[Start of Attachment]

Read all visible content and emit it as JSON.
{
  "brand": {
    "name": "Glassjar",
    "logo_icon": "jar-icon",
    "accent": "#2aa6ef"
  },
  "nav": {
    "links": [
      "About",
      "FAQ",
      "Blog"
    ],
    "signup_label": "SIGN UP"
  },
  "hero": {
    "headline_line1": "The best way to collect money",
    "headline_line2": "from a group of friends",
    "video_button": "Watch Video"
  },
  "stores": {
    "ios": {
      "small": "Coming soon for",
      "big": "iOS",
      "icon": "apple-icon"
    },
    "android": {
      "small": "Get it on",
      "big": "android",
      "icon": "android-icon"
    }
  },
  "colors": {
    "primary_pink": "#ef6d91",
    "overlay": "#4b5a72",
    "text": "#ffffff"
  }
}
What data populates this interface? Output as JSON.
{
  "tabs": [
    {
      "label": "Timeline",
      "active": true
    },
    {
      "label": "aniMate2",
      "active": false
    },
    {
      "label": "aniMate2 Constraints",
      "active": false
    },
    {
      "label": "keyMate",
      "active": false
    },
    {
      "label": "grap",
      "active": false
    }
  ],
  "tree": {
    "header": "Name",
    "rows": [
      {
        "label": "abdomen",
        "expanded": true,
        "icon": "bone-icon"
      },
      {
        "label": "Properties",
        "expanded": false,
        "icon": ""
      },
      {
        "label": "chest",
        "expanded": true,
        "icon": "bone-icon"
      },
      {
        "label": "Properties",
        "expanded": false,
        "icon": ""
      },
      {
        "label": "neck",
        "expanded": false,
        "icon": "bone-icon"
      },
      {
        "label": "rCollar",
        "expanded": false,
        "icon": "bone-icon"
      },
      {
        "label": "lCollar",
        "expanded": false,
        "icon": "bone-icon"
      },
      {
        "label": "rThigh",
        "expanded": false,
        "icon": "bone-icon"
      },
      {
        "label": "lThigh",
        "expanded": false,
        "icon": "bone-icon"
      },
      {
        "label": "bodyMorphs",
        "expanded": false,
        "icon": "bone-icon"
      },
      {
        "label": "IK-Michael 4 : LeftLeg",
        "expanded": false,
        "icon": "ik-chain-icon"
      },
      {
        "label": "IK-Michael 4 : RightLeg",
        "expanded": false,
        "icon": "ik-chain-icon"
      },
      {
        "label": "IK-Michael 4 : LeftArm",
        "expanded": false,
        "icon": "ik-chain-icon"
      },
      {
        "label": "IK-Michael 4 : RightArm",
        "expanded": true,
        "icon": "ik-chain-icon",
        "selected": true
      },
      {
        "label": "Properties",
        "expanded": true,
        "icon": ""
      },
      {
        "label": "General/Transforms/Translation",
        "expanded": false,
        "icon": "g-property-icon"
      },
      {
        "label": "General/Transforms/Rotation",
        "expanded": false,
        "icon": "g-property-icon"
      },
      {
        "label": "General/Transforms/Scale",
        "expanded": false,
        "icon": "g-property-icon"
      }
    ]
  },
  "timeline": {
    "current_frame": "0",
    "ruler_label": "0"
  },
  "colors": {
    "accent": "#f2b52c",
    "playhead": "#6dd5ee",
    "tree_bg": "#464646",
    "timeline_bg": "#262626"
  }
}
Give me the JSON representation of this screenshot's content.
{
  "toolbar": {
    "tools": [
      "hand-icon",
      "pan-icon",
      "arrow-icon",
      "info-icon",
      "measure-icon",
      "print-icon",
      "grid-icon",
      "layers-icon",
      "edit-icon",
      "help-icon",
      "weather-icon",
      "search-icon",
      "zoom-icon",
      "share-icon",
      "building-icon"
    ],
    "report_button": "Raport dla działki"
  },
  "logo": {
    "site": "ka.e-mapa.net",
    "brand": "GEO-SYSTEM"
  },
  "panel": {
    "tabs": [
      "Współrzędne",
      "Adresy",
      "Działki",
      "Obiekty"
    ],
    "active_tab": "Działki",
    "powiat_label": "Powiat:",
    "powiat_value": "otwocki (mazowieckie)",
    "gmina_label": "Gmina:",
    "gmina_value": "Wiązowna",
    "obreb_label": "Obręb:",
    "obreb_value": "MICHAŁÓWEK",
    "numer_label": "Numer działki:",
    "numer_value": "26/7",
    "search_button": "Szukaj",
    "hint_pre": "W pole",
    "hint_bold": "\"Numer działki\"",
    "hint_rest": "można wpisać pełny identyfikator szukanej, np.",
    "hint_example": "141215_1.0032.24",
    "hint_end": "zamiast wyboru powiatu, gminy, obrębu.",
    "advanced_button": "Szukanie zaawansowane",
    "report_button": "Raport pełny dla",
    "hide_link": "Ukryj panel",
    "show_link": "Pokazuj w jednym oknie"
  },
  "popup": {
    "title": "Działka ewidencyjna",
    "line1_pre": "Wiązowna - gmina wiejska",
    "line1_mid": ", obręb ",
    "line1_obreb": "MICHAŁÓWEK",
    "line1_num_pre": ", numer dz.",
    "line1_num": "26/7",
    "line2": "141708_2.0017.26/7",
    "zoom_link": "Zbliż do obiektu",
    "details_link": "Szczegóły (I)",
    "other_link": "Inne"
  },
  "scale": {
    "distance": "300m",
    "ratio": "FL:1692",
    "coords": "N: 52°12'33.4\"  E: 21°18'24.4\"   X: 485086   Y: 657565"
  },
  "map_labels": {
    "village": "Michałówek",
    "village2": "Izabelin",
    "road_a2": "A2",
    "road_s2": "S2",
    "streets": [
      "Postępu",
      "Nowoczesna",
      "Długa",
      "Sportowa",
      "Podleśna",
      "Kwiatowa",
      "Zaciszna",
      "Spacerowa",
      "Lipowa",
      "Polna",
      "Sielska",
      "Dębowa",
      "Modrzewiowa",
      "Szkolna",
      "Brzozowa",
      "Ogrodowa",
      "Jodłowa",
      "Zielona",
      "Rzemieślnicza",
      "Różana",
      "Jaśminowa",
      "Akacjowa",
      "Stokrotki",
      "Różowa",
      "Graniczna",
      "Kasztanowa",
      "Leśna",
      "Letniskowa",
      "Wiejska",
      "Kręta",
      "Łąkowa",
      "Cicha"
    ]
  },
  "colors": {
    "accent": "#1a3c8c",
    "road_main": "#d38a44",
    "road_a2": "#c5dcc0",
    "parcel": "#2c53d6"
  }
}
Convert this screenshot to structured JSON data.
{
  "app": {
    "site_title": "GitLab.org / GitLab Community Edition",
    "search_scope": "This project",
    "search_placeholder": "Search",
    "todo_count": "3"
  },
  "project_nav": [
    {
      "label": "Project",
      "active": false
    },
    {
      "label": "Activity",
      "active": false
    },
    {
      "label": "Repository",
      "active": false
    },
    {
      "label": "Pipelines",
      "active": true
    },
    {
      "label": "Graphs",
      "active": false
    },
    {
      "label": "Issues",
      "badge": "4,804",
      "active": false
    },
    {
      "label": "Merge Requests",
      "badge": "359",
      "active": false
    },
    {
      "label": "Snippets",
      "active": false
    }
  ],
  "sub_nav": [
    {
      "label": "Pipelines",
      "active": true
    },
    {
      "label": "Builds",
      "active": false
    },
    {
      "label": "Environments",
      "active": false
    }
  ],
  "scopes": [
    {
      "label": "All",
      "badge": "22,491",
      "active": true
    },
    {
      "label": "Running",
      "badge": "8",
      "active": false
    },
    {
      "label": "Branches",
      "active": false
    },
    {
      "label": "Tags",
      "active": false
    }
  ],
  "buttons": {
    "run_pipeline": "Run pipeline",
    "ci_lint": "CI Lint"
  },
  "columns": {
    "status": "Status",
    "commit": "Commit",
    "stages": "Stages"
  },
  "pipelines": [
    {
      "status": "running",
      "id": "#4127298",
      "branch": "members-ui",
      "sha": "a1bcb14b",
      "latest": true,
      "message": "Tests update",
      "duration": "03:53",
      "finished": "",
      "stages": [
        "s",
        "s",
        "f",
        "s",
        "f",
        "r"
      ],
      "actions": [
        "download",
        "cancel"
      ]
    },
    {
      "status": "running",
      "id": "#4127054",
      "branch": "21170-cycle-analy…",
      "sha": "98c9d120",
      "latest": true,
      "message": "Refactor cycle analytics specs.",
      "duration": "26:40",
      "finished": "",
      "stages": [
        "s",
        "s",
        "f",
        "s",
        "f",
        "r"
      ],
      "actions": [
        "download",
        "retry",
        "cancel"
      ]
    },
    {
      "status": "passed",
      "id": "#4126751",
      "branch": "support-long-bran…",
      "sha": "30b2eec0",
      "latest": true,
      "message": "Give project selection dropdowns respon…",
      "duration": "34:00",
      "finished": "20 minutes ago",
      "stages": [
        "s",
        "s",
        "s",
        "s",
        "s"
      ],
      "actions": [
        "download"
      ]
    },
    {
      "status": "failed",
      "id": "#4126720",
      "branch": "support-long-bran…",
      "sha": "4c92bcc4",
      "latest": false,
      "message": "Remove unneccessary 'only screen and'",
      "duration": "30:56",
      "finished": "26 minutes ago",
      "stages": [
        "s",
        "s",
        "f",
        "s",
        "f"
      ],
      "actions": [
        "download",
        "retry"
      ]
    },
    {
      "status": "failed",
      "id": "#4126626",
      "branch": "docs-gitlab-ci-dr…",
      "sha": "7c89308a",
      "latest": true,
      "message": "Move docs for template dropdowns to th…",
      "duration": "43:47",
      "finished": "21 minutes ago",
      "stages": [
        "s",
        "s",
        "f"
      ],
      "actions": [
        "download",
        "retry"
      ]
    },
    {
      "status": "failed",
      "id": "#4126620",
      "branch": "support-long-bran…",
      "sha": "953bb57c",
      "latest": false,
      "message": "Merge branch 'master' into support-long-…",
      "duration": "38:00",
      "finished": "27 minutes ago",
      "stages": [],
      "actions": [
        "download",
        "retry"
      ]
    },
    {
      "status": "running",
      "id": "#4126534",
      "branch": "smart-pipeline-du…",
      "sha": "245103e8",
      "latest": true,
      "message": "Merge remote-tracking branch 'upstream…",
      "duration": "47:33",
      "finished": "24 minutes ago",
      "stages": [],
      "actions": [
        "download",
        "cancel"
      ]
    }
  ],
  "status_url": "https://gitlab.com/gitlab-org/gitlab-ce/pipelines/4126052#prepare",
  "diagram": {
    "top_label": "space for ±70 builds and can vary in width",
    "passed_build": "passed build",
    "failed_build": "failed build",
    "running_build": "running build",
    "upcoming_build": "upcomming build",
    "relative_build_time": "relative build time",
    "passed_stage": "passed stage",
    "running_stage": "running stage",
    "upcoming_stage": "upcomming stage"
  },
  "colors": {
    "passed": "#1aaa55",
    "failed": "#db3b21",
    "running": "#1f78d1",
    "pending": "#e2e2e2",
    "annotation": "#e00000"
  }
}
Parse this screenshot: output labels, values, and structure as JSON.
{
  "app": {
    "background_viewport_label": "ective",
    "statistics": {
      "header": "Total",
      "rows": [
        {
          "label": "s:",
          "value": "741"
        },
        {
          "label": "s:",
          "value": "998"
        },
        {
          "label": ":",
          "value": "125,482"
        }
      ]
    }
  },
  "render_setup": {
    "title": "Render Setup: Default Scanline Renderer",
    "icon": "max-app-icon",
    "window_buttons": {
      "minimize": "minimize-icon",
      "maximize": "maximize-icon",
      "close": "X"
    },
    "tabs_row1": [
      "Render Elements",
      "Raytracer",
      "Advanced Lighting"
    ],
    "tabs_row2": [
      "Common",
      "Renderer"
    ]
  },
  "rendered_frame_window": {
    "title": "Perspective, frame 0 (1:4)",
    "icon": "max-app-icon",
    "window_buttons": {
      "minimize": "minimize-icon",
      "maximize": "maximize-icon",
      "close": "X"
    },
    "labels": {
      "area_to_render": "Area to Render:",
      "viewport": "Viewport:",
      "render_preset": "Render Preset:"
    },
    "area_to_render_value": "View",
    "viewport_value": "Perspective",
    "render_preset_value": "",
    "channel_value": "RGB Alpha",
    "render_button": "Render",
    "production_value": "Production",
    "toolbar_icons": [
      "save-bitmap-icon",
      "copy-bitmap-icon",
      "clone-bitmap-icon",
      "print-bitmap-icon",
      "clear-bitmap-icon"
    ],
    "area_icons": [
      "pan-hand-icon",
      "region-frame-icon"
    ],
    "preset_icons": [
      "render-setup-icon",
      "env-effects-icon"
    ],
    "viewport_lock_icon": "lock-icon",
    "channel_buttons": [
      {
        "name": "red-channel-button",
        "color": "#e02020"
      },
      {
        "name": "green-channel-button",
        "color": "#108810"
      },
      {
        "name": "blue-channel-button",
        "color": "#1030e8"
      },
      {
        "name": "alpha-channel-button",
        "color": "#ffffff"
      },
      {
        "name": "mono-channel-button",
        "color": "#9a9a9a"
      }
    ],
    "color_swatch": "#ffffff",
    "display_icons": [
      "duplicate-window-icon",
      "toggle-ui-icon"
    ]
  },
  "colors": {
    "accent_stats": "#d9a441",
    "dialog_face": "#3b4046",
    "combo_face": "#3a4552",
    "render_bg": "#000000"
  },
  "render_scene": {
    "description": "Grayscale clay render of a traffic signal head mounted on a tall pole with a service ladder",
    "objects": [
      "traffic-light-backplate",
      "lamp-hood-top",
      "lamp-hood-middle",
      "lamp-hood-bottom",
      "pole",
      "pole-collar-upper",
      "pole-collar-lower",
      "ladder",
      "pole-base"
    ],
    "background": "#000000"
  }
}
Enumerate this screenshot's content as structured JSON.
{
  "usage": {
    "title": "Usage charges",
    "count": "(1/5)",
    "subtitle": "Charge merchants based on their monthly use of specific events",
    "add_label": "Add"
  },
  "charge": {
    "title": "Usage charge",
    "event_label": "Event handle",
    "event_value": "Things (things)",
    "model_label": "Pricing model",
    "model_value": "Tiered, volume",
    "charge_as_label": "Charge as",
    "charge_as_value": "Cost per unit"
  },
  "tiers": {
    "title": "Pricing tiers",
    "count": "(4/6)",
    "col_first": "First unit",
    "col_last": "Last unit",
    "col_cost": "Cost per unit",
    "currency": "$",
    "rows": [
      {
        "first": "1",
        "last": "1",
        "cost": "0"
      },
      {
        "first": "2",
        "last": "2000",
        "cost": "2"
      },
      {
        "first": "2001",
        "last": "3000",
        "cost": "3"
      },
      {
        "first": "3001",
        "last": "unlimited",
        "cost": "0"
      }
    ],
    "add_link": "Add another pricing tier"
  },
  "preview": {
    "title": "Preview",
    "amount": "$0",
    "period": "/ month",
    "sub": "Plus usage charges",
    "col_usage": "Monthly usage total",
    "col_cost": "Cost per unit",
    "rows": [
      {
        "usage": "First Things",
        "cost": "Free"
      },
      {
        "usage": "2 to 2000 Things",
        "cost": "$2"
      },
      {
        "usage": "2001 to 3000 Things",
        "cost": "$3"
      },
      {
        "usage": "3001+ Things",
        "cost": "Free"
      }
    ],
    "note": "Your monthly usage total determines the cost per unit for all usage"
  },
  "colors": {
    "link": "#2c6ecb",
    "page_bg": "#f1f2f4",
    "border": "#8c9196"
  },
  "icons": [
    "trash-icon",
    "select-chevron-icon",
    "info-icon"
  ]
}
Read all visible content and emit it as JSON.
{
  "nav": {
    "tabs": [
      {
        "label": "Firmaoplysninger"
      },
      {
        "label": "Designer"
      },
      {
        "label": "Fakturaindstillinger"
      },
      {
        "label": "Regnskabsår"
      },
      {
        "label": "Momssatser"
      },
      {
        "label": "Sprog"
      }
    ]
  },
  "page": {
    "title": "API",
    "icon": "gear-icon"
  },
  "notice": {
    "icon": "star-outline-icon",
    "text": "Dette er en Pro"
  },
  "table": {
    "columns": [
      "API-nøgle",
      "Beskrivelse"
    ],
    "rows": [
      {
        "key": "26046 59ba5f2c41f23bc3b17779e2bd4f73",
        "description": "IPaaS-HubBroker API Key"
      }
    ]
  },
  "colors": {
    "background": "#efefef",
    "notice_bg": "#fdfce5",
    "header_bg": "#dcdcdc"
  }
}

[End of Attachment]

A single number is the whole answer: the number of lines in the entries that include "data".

2